I spent my childhood in Shanghai, so when I heard that the Shanghai Symphony Orchestra was scheduled to perform at Carnegie Hall, I looked forward to welcoming an “old friend” from my home city. The program, led by conductor Long Yu, consisted of Rachmaninoff’s Piano Concerto No. 2, featuring Lang Lang as soloist, and Chen Qigang’s 2001 composition Iris dévoilée.
Chen Qigang’s Iris dévoilée portrays the various traits, facets, and moods of Woman as an archetype. Written for full orchestra, it combines both western and eastern musical elements using a soprano, a Peking Opera soprano, and traditional Chinese instruments. The work is distinctive in its exploration of light coloration, silken textures, suspended harmonies, and delicate, melodious threads. Particularly striking was a moment during which the two sopranos’ sustained notes blended together in disparate, contrasting vocal tones. Those few seconds were quite special. Overall, it was very satisfying to hear how the quality of playing by this fine orchestra has developed over the years.

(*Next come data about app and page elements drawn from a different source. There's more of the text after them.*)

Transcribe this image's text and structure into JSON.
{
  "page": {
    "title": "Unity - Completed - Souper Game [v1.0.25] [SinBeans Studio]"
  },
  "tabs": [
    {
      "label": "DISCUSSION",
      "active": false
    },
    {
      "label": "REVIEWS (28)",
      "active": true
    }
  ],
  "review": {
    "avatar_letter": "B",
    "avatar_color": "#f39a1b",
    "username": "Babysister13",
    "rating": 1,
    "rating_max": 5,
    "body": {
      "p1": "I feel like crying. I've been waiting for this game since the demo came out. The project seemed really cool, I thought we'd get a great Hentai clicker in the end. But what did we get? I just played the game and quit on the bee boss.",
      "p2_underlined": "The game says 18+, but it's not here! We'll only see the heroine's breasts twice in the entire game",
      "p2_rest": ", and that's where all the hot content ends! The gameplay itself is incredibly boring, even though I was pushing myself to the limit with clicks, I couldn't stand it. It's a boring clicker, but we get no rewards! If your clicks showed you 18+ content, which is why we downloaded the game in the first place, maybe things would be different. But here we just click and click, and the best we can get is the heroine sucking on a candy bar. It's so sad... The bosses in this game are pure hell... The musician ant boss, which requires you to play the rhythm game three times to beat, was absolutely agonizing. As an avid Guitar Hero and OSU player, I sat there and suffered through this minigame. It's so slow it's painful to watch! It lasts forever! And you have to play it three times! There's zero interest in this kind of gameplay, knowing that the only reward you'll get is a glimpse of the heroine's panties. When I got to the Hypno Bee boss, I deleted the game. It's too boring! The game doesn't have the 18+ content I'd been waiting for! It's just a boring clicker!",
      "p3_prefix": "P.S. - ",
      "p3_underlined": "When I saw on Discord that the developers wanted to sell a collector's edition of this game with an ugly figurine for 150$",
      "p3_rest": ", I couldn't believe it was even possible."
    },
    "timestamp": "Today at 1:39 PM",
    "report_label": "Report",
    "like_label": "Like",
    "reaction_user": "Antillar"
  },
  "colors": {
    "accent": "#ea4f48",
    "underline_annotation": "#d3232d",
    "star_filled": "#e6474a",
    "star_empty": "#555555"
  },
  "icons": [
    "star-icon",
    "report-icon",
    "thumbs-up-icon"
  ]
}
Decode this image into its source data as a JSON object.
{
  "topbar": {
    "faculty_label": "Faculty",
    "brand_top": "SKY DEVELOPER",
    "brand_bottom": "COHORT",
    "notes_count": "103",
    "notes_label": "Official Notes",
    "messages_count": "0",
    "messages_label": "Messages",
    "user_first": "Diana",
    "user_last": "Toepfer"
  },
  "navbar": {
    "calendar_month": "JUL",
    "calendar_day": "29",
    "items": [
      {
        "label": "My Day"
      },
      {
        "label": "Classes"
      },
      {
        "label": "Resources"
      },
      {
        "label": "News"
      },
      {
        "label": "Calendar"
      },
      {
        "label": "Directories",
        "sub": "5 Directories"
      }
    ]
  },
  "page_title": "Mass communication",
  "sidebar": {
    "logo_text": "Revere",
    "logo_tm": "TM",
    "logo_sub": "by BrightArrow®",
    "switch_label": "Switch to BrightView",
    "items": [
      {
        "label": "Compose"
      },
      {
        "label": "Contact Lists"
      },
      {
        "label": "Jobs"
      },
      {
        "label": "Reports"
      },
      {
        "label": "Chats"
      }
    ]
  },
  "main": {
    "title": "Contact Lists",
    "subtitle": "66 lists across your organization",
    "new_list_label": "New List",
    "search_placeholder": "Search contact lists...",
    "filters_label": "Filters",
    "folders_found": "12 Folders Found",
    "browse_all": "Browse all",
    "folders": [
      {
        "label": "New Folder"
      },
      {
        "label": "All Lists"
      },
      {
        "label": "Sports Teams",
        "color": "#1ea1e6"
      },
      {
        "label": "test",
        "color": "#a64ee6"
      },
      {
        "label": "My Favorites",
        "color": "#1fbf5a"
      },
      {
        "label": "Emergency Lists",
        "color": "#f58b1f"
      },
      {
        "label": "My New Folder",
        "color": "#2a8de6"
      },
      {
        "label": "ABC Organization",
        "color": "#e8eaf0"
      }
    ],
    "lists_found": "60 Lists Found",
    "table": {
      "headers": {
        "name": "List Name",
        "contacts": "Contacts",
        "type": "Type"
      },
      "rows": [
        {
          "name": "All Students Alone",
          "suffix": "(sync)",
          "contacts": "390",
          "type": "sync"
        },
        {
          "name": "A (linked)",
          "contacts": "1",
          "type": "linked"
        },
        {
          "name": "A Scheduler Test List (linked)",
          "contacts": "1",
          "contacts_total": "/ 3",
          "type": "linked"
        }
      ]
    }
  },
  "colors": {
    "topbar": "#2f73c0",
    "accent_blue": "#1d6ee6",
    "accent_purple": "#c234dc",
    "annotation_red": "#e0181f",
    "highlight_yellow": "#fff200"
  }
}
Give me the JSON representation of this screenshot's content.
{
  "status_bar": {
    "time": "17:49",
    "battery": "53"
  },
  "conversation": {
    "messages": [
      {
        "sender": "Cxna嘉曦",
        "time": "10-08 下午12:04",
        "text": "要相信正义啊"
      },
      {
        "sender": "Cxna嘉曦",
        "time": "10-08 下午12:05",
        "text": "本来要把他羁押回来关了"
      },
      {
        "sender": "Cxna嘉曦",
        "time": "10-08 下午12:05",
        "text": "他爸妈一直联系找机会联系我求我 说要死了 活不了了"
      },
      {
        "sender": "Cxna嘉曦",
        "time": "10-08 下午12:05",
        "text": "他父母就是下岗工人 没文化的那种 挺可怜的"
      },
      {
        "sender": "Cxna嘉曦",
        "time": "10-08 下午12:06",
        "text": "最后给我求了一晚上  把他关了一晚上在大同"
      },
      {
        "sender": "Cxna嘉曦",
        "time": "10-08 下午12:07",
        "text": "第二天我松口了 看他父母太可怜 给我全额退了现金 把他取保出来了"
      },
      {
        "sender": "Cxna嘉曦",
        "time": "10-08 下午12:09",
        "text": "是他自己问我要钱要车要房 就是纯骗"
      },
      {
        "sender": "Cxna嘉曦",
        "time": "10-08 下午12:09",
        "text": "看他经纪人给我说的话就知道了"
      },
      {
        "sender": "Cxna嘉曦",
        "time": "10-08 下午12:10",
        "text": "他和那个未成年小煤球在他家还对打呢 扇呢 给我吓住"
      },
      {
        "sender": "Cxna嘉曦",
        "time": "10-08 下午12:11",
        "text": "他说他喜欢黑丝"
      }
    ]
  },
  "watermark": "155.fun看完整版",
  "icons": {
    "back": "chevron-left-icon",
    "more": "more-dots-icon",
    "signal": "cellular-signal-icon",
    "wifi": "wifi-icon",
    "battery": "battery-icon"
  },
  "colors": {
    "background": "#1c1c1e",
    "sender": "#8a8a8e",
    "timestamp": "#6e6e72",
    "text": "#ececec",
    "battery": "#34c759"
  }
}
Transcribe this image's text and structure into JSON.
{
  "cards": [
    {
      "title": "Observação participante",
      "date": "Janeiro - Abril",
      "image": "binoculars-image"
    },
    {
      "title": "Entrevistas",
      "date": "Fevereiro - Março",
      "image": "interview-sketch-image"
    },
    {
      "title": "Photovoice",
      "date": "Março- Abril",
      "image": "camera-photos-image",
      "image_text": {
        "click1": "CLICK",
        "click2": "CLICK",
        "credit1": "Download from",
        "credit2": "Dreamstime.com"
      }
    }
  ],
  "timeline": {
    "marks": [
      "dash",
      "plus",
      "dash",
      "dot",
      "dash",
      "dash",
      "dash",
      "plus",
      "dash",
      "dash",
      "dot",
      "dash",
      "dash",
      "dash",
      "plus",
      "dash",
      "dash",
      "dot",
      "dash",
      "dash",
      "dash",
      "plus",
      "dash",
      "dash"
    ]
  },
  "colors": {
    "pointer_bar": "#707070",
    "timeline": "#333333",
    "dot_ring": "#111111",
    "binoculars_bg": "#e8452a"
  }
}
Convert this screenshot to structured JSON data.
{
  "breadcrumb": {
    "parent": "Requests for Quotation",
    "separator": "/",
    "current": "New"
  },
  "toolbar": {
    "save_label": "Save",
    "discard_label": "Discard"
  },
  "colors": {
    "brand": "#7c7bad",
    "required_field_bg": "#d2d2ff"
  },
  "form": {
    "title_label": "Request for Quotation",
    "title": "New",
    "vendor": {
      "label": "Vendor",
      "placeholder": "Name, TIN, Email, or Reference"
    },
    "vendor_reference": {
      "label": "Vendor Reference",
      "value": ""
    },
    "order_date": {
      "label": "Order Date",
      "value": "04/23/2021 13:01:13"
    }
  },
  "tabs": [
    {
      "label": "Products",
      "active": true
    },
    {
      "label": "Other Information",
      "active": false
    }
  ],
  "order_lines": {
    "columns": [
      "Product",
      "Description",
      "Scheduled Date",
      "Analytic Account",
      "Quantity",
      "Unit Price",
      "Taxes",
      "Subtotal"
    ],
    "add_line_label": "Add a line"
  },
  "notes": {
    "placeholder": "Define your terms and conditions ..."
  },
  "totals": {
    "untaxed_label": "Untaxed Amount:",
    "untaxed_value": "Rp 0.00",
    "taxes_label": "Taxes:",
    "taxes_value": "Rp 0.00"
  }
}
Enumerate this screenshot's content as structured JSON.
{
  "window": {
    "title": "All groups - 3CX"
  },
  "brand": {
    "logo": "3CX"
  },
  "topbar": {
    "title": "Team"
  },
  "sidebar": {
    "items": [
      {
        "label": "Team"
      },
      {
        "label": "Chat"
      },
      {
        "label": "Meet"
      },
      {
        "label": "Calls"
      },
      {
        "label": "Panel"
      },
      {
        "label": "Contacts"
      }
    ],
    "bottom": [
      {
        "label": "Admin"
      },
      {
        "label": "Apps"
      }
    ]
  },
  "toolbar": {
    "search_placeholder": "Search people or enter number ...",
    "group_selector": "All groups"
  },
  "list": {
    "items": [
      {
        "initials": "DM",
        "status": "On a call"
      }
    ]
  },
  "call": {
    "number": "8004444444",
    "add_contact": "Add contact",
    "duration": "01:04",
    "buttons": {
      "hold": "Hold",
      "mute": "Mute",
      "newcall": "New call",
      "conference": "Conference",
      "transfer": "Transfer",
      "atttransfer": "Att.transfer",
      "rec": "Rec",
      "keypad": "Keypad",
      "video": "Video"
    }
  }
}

During the concert, as I listened intently to Lang Lang performing the Rachmaninoff concerto with an orchestra I hadn’t heard for so many years, I found myself transported from Carnegie Hall to the time when, as a girl, I sat with my mother in the Shanghai Concert Hall, listening to the Shanghai Symphony perform Western classical music. This reminiscence was even more poignant because I had often heard the Rachmaninoff concerto in China. In the 1960s, Shanghai still had an air of sophistication left over from the prosperous period before World War II. Western instruments and music were common, probably because of the strong Russian influence created by China’s alliance with Russia. For us, however, this period was marked by a great deal of hardship, and any opportunity to hear the Shanghai Symphony was special and precious. For me, my mother, and my sister, music was our lifeblood. As we had very little money, music was the one thing that spirited us away from the harsh realities of life: Often, it seemed more important than food. My mother sometimes gave up part of a meal, or sold things like used toothpaste tubes, newspapers, or anything else we could salvage in order to buy tickets for the symphony. My mother was determined that I and my sister should be exposed to every musical experience, no matter the sacrifice.
At the program’s end, as the performers took their bows, exuberant applause filled the subdued elegance of the Hall, with its muted, off-white tones,. Watching the performers leave the stage, a silent, quiet goodbye passed through my thoughts. Life is often circular. This evening was one of those moments.
Posted by Yee Ping Wu, co-founder of Knoa Software and a graduate of The Juilliard School